Asylum, Refugee Status, & Deportation: Debunking Misinformation

WED, JUL 24, 2019 (1:19:15)

This country has long welcomed those who are persecuted and oppressed in their home countries and offered them asylum. But what does that really mean?

What is it like to be an asylum seeker?
How do you apply for asylum?
How long does the asylum process take?
What if you don’t speak English?
Can you still apply for asylum even if you are in the United States undocumented?
Are asylum seekers also refugees?
What’s going on at the migrant detention centers?

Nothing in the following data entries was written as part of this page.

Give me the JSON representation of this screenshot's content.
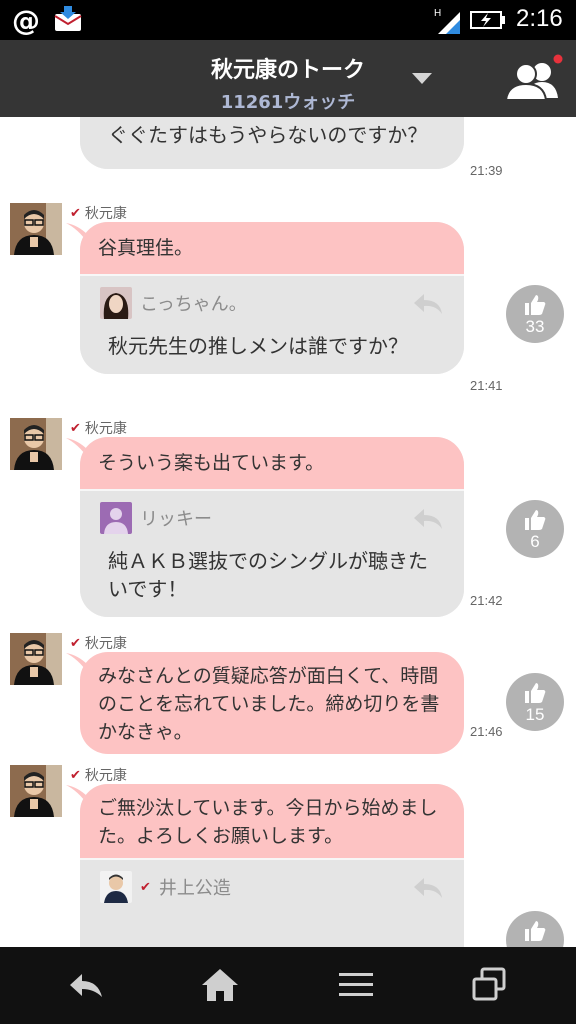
{
  "status_bar": {
    "time": "2:16"
  },
  "header": {
    "title": "秋元康のトーク",
    "subtitle": "11261ウォッチ"
  },
  "top_message": {
    "text": "ぐぐたすはもうやらないのですか？",
    "time": "21:39"
  },
  "posts": [
    {
      "sender": "秋元康",
      "message": "谷真理佳。",
      "quote_author": "こっちゃん。",
      "quote_text": "秋元先生の推しメンは誰ですか？",
      "time": "21:41",
      "likes": "33"
    },
    {
      "sender": "秋元康",
      "message": "そういう案も出ています。",
      "quote_author": "リッキー",
      "quote_text": "純ＡＫＢ選抜でのシングルが聴きたいです！",
      "time": "21:42",
      "likes": "6"
    },
    {
      "sender": "秋元康",
      "message": "みなさんとの質疑応答が面白くて、時間のことを忘れていました。締め切りを書かなきゃ。",
      "time": "21:46",
      "likes": "15"
    },
    {
      "sender": "秋元康",
      "message": "ご無沙汰しています。今日から始めました。よろしくお願いします。",
      "quote_author": "井上公造"
    }
  ],
  "colors": {
    "header_bg": "#353535",
    "bubble_pink": "#fdc3c3",
    "bubble_gray": "#e5e5e5",
    "like_gray": "#b3b3b3",
    "notification_red": "#e8323c"
  },
  "icons": {
    "status": [
      "at-icon",
      "mail-download-icon",
      "signal-icon",
      "battery-charging-icon"
    ],
    "header": [
      "chevron-down-icon",
      "members-icon"
    ],
    "nav": [
      "back-icon",
      "home-icon",
      "menu-icon",
      "recent-apps-icon"
    ]
  }
}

An expert panel joins the Zakim Builders Breakfast to explain the process of asylum seeking and help foster understanding of the complexity of asylum and granting legal status.

+ BIO: Dr. Westy Egmont

With a doctorate in pastoral counseling, Dr. Egmont has focused on the human needs and social services of newcomer communities, immigrant rights, and the complex dynamic two-way process of immigrant integration. His work has led to the creation of BCSSW’s Immigrant Integration Lab, a pioneering endeavor in relating demographic shifts of developed nations, social policy, and social practices that foster the full economic, social and civic participation of the newcomer to studying the mechanisms of incorporation by the receiving society. Prior work as a missionary educator and in executive leadership of anti-poverty social service agencies makes the issue of applied research his priority. Dr Egmont is the Co-Chair of the Governor’s Advisory Council on Immigrants and Refugees, having served as an adviser to six governors.

+ BIO: Anita P. Sharma

Anita P. Sharma, Esq., is the Executive Director of the PAIR Project. She serves as co-chair of the Liaison Committee on Asylum for the New England Chapter of the American Immigration Lawyers Association and is a steering committee member of the Boston Bar Association’s (BBA) Delivery of Legal Services Section. She co-chaired the BBA’s Immigration Section and is currently a steering committee member. Anita received the Unsung Heroine of Massachusetts Award from the Massachusetts Commission on the Status of Women, and BBA’s John G. Brooks Public Service Award for outstanding representation of asylum-seekers and mentorship to hundreds of pro bono attorneys. PAIR, the Political Asylum/Immigration Representation Project (PAIR) is a nationally recognized pro bono model that works to secure safety and freedom for asylum-seekers who have fled from persecution throughout the world and to promote the rights of immigrants unjustly detained. PAIR provides hope and a new beginning to asylum-seekers, torture survivors and immigration detainees.

+ BIO: Sarath Suong

Sarath is a co-founder of PrYSM. Born in the Thai Refugee camp Khao I Dang, his family fled Cambodia during the war and immigrated to his hometown of Revere, MA. To cope with the violence, pain, and injustices facing Southeast Asian Americans, he became a community organizer, centered around the unique intersections of race, class, gender, and sexuality. Sarath is also biggest X-Men fanatic you’d ever meet.

+ BIO: Wilson Taty Kapanga-Ndjibu

Wilson-taty Kapang-Ndjibu, along with his wife, Naomi, and their infant daughter, survived a harrowing journey from their native Congo, through South Africa, to Brazil, Mexico and finally coming to rest in Boston in 2011. PAIR Project was instrumental in helping Wilson and his family apply for asylum and LZF grant recipient, Refugee Immigration Ministry, helped Wilson and his family settle in to life in Massachusetts. Wilson, Naomi, and their two children live in Haverhill where he serves on the Board of Directors of Temple Emanu-El.

The Lenny Zakim Fund
Human Migration: Policy and Practice